You see, since I began writing, when my son was this same age as Grandson, it has seemed that there are inside of me two women: the Writer and the Mother. These two parts of my nature have been in direct opposition to each other. The Writer looks inward and needs great swaths of time alone to think and to read and to play with words. The Mother looks outward, and needs to always be seeing to the needs of the child, to anyone, actually, and in so doing gets very little time alone.
Thus, there is a constant war that goes on inside me. This is two women doing ‘girl fighting’, and let me tell you, it is often not pretty. Sometimes I feel as though I’ve stuck my finger in a light socket, my hair standing on end.
Then, in the writing of this essay, came that Blinding Flash of the Obvious. The Writer and the Mother have a major trait in common: the ability to pay attention.
It is in paying attention to sights and sounds, to colors and smells, to magic, to love and hate, to the light dancing in a small boy’s eyes when he laughs at speeding on his bicycle in the sun rays just peeking over the trees, that creativity comes alive. That I come alive. It is in my talent for paying attention for all of my life that I have stored up so much in my memory, which the Writer draws upon, and the Mother does, too. It is the Mother who gives to the Writer, and the Writer to the Mother.
Just now I see the Writer and the Mother making a bit of peace as the understanding dawns. “We can work together, girls,” I tell them.
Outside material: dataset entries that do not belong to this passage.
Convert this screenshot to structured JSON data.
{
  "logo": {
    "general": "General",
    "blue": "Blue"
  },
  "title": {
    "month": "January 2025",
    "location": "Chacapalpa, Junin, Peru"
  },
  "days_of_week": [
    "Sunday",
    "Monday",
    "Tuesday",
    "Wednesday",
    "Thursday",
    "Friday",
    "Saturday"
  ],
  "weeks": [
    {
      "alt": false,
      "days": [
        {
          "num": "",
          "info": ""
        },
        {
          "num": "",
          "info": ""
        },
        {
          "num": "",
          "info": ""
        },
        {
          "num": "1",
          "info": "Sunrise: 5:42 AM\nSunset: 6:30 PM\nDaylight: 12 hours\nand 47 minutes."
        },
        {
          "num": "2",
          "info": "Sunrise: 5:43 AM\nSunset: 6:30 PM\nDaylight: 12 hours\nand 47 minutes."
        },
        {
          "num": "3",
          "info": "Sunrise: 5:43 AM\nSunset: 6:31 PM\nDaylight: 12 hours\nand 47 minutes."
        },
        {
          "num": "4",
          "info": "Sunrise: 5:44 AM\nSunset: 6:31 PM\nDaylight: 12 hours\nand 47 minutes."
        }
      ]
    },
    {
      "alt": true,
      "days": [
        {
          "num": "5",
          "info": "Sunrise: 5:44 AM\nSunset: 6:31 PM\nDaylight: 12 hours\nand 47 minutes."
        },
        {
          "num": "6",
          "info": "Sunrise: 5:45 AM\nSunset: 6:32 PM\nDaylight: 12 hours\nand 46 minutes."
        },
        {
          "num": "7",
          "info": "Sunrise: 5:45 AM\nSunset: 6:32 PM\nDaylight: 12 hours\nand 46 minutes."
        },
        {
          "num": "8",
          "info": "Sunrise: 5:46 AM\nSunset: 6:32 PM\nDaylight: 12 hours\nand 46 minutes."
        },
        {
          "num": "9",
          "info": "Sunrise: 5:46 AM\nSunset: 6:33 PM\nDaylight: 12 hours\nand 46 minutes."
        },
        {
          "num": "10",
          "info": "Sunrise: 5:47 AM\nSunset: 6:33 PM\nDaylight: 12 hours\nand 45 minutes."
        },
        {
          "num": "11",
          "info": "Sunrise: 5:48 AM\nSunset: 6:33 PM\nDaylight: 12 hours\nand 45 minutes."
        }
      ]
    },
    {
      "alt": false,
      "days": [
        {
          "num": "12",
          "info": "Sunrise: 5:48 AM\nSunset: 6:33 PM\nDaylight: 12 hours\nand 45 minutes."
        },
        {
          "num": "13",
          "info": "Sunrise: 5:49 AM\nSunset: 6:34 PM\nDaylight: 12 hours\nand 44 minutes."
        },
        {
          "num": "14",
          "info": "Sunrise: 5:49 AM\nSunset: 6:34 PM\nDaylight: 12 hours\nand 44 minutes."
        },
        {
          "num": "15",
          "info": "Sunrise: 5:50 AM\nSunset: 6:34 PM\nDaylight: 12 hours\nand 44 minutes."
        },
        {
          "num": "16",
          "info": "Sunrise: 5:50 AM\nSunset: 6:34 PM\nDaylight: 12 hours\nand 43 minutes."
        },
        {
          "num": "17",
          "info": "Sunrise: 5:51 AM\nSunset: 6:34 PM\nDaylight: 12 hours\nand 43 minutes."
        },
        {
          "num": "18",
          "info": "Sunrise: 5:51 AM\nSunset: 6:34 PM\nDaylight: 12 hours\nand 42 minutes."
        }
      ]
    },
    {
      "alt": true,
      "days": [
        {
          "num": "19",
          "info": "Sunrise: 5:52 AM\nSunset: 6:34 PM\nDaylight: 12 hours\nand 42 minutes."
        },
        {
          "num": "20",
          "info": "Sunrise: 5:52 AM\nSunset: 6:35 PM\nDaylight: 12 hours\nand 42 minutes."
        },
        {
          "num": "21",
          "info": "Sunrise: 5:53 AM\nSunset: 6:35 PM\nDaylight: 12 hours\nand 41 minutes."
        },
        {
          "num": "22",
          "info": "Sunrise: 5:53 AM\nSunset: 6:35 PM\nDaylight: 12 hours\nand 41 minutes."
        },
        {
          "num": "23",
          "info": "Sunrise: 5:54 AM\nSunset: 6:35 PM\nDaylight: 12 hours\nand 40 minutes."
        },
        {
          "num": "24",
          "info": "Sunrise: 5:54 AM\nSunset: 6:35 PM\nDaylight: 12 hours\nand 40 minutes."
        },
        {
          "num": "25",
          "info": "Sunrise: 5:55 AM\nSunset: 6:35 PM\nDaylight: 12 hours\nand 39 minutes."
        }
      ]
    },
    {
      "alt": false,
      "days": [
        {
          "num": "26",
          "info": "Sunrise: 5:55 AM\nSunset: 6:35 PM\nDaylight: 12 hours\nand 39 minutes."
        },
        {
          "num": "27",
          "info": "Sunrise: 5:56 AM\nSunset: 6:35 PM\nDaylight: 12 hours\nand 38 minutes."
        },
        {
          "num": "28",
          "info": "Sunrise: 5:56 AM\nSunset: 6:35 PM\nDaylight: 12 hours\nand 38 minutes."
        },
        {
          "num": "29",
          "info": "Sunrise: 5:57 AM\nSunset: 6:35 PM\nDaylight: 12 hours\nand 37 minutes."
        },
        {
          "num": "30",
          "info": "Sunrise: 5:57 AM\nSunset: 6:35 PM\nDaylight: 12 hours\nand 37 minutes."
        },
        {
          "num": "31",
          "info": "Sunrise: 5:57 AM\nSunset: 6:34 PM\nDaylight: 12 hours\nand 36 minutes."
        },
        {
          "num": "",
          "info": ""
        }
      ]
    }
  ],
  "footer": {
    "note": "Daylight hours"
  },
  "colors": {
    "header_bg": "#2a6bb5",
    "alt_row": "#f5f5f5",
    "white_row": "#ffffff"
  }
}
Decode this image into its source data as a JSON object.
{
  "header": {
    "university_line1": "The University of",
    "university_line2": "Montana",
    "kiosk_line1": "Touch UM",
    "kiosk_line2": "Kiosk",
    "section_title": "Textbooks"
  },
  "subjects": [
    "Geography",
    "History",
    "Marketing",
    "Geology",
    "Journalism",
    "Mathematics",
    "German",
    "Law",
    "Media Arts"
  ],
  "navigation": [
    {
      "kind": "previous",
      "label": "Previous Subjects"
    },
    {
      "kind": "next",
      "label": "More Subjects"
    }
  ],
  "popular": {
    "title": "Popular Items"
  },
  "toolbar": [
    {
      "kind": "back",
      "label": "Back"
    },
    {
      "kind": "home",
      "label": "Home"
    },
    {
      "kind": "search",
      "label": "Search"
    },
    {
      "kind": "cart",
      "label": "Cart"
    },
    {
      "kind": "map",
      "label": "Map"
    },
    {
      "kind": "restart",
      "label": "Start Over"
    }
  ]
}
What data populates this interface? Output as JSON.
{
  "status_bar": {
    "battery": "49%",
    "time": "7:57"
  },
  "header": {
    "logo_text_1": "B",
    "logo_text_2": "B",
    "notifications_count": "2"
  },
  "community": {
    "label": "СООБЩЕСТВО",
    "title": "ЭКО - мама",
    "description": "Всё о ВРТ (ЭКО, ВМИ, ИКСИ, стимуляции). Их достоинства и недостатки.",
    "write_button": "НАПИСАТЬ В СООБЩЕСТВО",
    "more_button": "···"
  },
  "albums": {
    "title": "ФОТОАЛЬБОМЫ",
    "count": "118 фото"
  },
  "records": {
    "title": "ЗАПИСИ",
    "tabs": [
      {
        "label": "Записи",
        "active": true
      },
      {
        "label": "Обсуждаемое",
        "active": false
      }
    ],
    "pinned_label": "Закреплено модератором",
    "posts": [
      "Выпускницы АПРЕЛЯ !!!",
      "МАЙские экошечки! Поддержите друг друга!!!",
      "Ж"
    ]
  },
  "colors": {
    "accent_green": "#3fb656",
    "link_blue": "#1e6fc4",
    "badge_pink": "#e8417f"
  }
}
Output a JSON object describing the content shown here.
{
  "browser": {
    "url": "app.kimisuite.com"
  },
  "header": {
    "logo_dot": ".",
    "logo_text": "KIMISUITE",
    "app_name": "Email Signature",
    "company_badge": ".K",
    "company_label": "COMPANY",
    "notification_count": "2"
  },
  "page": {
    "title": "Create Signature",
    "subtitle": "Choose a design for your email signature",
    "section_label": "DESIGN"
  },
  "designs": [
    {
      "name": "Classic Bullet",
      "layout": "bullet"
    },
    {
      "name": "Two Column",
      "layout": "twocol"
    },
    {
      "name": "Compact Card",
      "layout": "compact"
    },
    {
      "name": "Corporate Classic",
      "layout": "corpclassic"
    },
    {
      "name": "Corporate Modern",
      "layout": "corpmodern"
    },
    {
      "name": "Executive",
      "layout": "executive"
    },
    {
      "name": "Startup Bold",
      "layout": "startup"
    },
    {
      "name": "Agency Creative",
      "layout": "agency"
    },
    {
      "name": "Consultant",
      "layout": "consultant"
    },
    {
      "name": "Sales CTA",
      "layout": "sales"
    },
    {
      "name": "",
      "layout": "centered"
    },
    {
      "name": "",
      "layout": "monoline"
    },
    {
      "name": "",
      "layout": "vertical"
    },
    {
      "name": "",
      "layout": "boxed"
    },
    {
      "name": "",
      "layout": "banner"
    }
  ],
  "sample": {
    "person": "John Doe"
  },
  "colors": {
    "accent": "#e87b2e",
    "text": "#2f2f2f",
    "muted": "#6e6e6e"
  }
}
The Mother sighs happily, content, as she sees it, to have solved another predicament, and to get tea and put her feet up, while the child and everyone else is currently occupied out of her sight.
The Writer whispers: “Let’s write all this down. You can put it in your novel, too.”
The quality of life is in proportion, always, to the capacity for delight. The capacity for delight is the gift of paying attention.~Julia Cameron.
Dear God, direct my attention today to what I need to see and know. Thank you. Amen.